Thanks for this very illuminating and interesting post. I live in the north of Scotland, next to a dunes system that is abundant with gorse. Each year we get a spectacular “yellow season” when the gorse is in bloom. I am curious where you are based – it looks like maybe New Zealand, but I am not sure, as Ireland is mentioned in another post?
I’d be interested to know which months your ‘yellow season’ occurs? There are two species of gorse Ulex europaeus and U.gallii – the former flowers from March to June and the latter flowers from July to September. U. europaeus also flowers sporadically during mild winters. But you probably know this already!
Ireland is the answer to your question.
am studying at southland polytechnic environmental management thanks for info on bees love them
Hello Debbie and thank you for your interest!
Here are a couple of questions for you:
Is there gorse in New Zealand and do beekeepers get a crop of honey from Corydyline australis?

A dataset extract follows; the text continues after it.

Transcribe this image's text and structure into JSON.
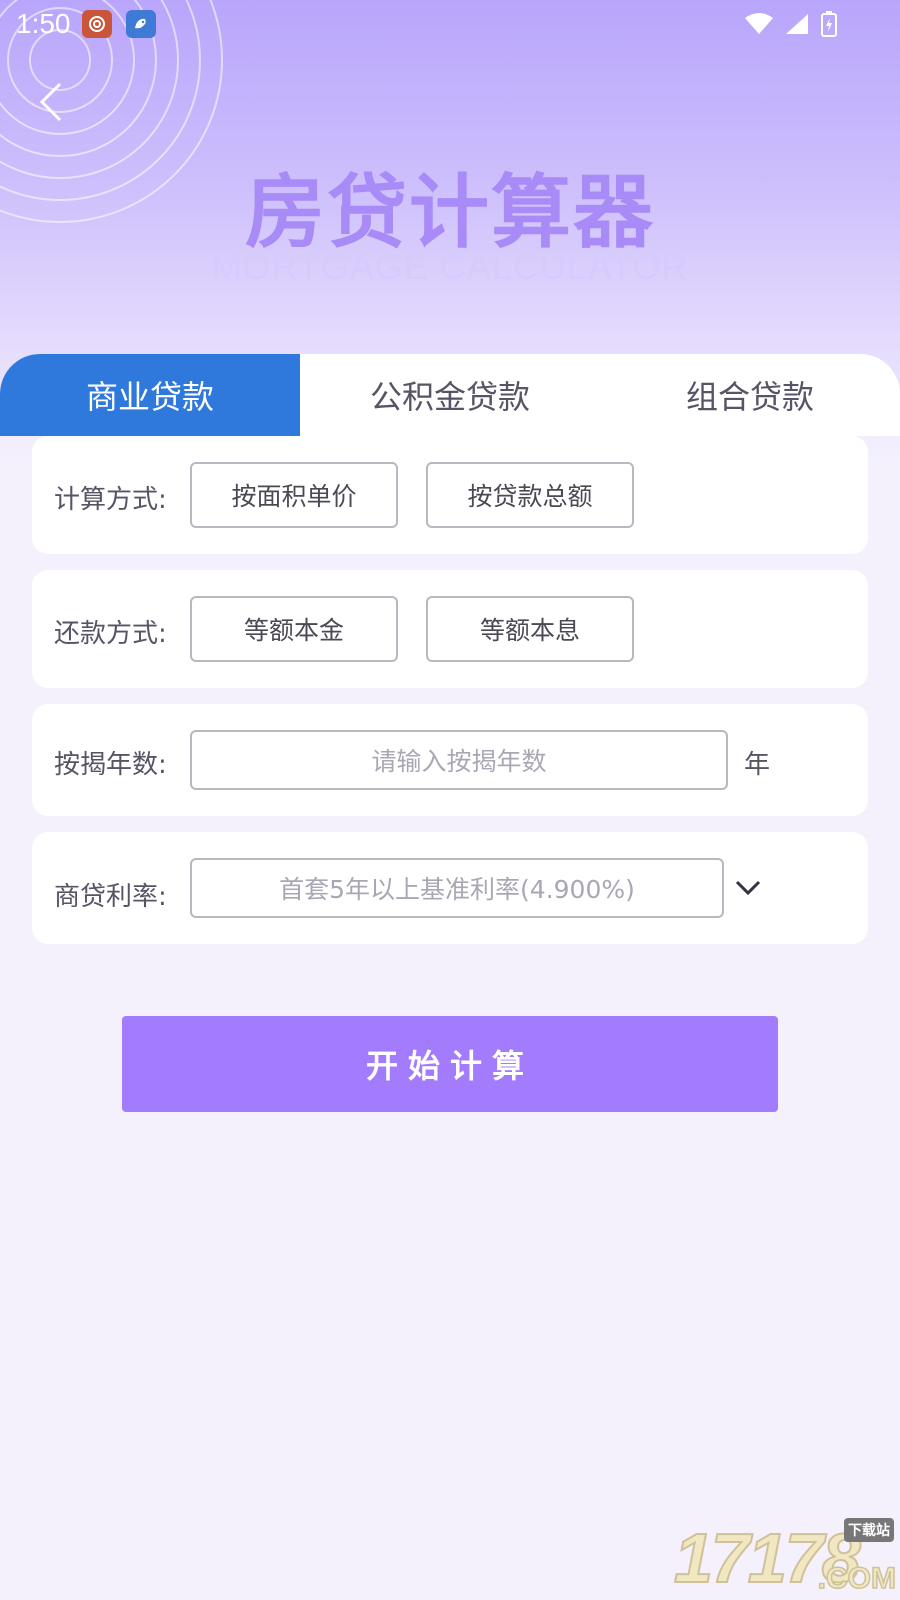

Gorse was brought to NZ for some reason or other by settlers. It is prolific in NZ and much vilifiled, sprayed and pulled out by farmers ever since. It is however so prolific it is everywhere in the north island and FANTASTIC for bees. However, I have never heard of it generating a crop of honey. Generally the native bush has not evolved with/for honeybees, so it tends to shut off in winter. Many hives are brought back to town.
That’s very interesting and you’d wonder why introduce a weed?

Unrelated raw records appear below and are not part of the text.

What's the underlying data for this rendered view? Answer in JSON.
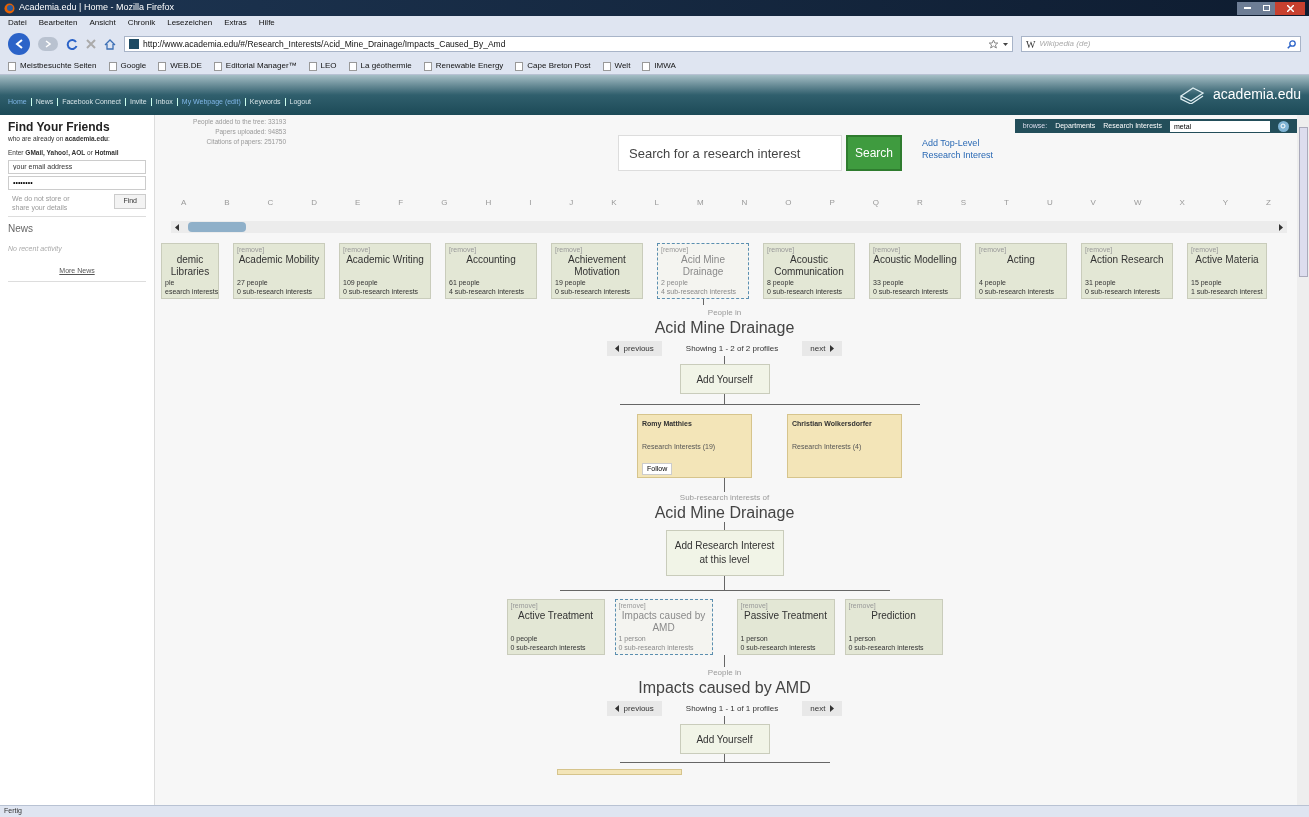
{
  "browser": {
    "title": "Academia.edu | Home - Mozilla Firefox",
    "menu": [
      "Datei",
      "Bearbeiten",
      "Ansicht",
      "Chronik",
      "Lesezeichen",
      "Extras",
      "Hilfe"
    ],
    "url": "http://www.academia.edu/#/Research_Interests/Acid_Mine_Drainage/Impacts_Caused_By_Amd",
    "search_engine": "W",
    "search_placeholder": "Wikipedia (de)",
    "bookmarks": [
      "Meistbesuchte Seiten",
      "Google",
      "WEB.DE",
      "Editorial Manager™",
      "LEO",
      "La géothermie",
      "Renewable Energy",
      "Cape Breton Post",
      "Welt",
      "IMWA"
    ],
    "status": "Fertig"
  },
  "site": {
    "nav": [
      {
        "label": "Home",
        "highlighted": true
      },
      {
        "label": "News",
        "highlighted": false
      },
      {
        "label": "Facebook Connect",
        "highlighted": false
      },
      {
        "label": "Invite",
        "highlighted": false
      },
      {
        "label": "Inbox",
        "highlighted": false
      },
      {
        "label": "My Webpage (edit)",
        "highlighted": true
      },
      {
        "label": "Keywords",
        "highlighted": false
      },
      {
        "label": "Logout",
        "highlighted": false
      }
    ],
    "logo": "academia.edu"
  },
  "sidebar": {
    "title": "Find Your Friends",
    "subtitle": "who are already on **academia.edu**:",
    "prompt": "Enter **GMail, Yahoo!, AOL** or **Hotmail**",
    "email_placeholder": "your email address",
    "password": "••••••••",
    "note": "We do not store or share your details",
    "find": "Find",
    "news_title": "News",
    "news_empty": "No recent activity",
    "more_news": "More News"
  },
  "stats": [
    "People added to the tree: 33193",
    "Papers uploaded: 94853",
    "Citations of papers: 251750"
  ],
  "browse": {
    "label": "browse:",
    "links": [
      "Departments",
      "Research Interests"
    ],
    "value": "metal"
  },
  "search": {
    "placeholder": "Search for a research interest",
    "button": "Search",
    "add_link": "Add Top-Level Research Interest"
  },
  "letters": [
    "A",
    "B",
    "C",
    "D",
    "E",
    "F",
    "G",
    "H",
    "I",
    "J",
    "K",
    "L",
    "M",
    "N",
    "O",
    "P",
    "Q",
    "R",
    "S",
    "T",
    "U",
    "V",
    "W",
    "X",
    "Y",
    "Z"
  ],
  "interests": [
    {
      "title": "demic Libraries",
      "people": "ple",
      "sub": "esearch interests",
      "selected": false
    },
    {
      "title": "Academic Mobility",
      "tag": "[remove]",
      "people": "27 people",
      "sub": "0 sub-research interests",
      "selected": false
    },
    {
      "title": "Academic Writing",
      "tag": "[remove]",
      "people": "109 people",
      "sub": "0 sub-research interests",
      "selected": false
    },
    {
      "title": "Accounting",
      "tag": "[remove]",
      "people": "61 people",
      "sub": "4 sub-research interests",
      "selected": false
    },
    {
      "title": "Achievement Motivation",
      "tag": "[remove]",
      "people": "19 people",
      "sub": "0 sub-research interests",
      "selected": false
    },
    {
      "title": "Acid Mine Drainage",
      "tag": "[remove]",
      "people": "2 people",
      "sub": "4 sub-research interests",
      "selected": true
    },
    {
      "title": "Acoustic Communication",
      "tag": "[remove]",
      "people": "8 people",
      "sub": "0 sub-research interests",
      "selected": false
    },
    {
      "title": "Acoustic Modelling",
      "tag": "[remove]",
      "people": "33 people",
      "sub": "0 sub-research interests",
      "selected": false
    },
    {
      "title": "Acting",
      "tag": "[remove]",
      "people": "4 people",
      "sub": "0 sub-research interests",
      "selected": false
    },
    {
      "title": "Action Research",
      "tag": "[remove]",
      "people": "31 people",
      "sub": "0 sub-research interests",
      "selected": false
    },
    {
      "title": "Active Materia",
      "tag": "[remove]",
      "people": "15 people",
      "sub": "1 sub-research interest",
      "selected": false
    }
  ],
  "people": {
    "heading": "People in",
    "name": "Acid Mine Drainage",
    "previous": "previous",
    "showing": "Showing 1 - 2 of 2 profiles",
    "next": "next",
    "add": "Add Yourself",
    "profiles": [
      {
        "name": "Romy Matthies",
        "interests": "Research Interests (19)",
        "follow": "Follow"
      },
      {
        "name": "Christian Wolkersdorfer",
        "interests": "Research Interests (4)"
      }
    ]
  },
  "sub": {
    "heading": "Sub-research interests of",
    "name": "Acid Mine Drainage",
    "add": "Add Research Interest at this level",
    "children": [
      {
        "title": "Active Treatment",
        "tag": "[remove]",
        "people": "0 people",
        "sub": "0 sub-research interests",
        "selected": false
      },
      {
        "title": "Impacts caused by AMD",
        "tag": "[remove]",
        "people": "1 person",
        "sub": "0 sub-research interests",
        "selected": true
      },
      {
        "title": "Passive Treatment",
        "tag": "[remove]",
        "people": "1 person",
        "sub": "0 sub-research interests",
        "selected": false
      },
      {
        "title": "Prediction",
        "tag": "[remove]",
        "people": "1 person",
        "sub": "0 sub-research interests",
        "selected": false
      }
    ]
  },
  "people2": {
    "heading": "People in",
    "name": "Impacts caused by AMD",
    "previous": "previous",
    "showing": "Showing 1 - 1 of 1 profiles",
    "next": "next",
    "add": "Add Yourself"
  }
}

Coincidentally, there was mention on the radio of goats and their liking for gorse which triggered a memory of how the goats used to love the gorse flowers way back when in the west of Ireland.
Which is the sort of thing that sets you Googling!
It seems that the gorse was introduced to New Zealand as fodder for sheep, probably goats as well, on soils that were too poor to support anything else. You tend to think of gorse as too tough and woody – let alone prickly – to be edible at all but if it is managed, the young shoots are less prickly and very nutritious.
“… For furze, writes Lucas, although regarded as little better than a troublesome weed, formerly played a considerable role in the rural economy of large areas of Ireland, first as a hedging plant, much as we now use hawthorn.
In 1835 a travel writer going from New Ross to Enniscorthy found the route uninteresting; and “it would have been entirely bare, had it not been for the gorse or whin hedges of dark green.” Furze was also a crop. If sown thickly the plant does not branch, it throws up long succulent shoots with few or no spines and the scythe can reap it easily.
Enormous claims are made for the number of animals fed from one acre and ten perches. And there is a picture of a machine for cutting the more branchy stuff. Bit like a turnipslicer.” …
The book he is talking about is ‘Furze’ by A.T.Lucas and published by the National Museum of Ireland